▸ Web page and app entries:
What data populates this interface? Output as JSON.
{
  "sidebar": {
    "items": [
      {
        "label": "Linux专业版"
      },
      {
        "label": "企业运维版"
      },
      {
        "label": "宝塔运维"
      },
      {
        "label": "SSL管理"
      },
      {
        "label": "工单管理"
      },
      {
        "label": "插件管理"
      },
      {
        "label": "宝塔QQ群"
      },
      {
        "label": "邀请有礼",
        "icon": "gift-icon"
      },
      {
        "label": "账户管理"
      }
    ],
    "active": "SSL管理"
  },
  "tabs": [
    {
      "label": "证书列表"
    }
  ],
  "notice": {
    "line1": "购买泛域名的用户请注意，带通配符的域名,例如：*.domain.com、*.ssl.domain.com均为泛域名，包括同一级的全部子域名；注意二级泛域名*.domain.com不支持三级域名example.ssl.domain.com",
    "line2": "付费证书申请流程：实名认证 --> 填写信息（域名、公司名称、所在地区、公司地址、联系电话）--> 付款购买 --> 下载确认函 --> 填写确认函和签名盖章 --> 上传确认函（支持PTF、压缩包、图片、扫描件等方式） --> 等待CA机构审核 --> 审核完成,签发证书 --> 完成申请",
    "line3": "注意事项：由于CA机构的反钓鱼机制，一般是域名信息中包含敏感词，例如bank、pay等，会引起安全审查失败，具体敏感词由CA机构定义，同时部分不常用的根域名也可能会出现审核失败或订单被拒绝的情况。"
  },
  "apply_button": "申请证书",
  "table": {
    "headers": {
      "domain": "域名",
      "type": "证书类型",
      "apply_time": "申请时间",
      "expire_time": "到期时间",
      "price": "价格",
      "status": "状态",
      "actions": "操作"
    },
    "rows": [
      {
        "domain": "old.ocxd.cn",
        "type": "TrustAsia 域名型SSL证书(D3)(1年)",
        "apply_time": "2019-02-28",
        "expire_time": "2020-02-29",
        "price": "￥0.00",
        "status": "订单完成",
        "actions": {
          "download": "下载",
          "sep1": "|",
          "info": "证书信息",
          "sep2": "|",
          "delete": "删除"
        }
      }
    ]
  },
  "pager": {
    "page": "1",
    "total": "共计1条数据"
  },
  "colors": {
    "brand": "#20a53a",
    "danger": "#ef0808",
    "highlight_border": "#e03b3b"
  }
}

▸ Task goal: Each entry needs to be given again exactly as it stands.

▸ Solution to the exercise:
What data populates this interface? Output as JSON.
{
  "sidebar": {
    "items": [
      {
        "label": "Linux专业版"
      },
      {
        "label": "企业运维版"
      },
      {
        "label": "宝塔运维"
      },
      {
        "label": "SSL管理"
      },
      {
        "label": "工单管理"
      },
      {
        "label": "插件管理"
      },
      {
        "label": "宝塔QQ群"
      },
      {
        "label": "邀请有礼",
        "icon": "gift-icon"
      },
      {
        "label": "账户管理"
      }
    ],
    "active": "SSL管理"
  },
  "tabs": [
    {
      "label": "证书列表"
    }
  ],
  "notice": {
    "line1": "购买泛域名的用户请注意，带通配符的域名,例如：*.domain.com、*.ssl.domain.com均为泛域名，包括同一级的全部子域名；注意二级泛域名*.domain.com不支持三级域名example.ssl.domain.com",
    "line2": "付费证书申请流程：实名认证 --> 填写信息（域名、公司名称、所在地区、公司地址、联系电话）--> 付款购买 --> 下载确认函 --> 填写确认函和签名盖章 --> 上传确认函（支持PTF、压缩包、图片、扫描件等方式） --> 等待CA机构审核 --> 审核完成,签发证书 --> 完成申请",
    "line3": "注意事项：由于CA机构的反钓鱼机制，一般是域名信息中包含敏感词，例如bank、pay等，会引起安全审查失败，具体敏感词由CA机构定义，同时部分不常用的根域名也可能会出现审核失败或订单被拒绝的情况。"
  },
  "apply_button": "申请证书",
  "table": {
    "headers": {
      "domain": "域名",
      "type": "证书类型",
      "apply_time": "申请时间",
      "expire_time": "到期时间",
      "price": "价格",
      "status": "状态",
      "actions": "操作"
    },
    "rows": [
      {
        "domain": "old.ocxd.cn",
        "type": "TrustAsia 域名型SSL证书(D3)(1年)",
        "apply_time": "2019-02-28",
        "expire_time": "2020-02-29",
        "price": "￥0.00",
        "status": "订单完成",
        "actions": {
          "download": "下载",
          "sep1": "|",
          "info": "证书信息",
          "sep2": "|",
          "delete": "删除"
        }
      }
    ]
  },
  "pager": {
    "page": "1",
    "total": "共计1条数据"
  },
  "colors": {
    "brand": "#20a53a",
    "danger": "#ef0808",
    "highlight_border": "#e03b3b"
  }
}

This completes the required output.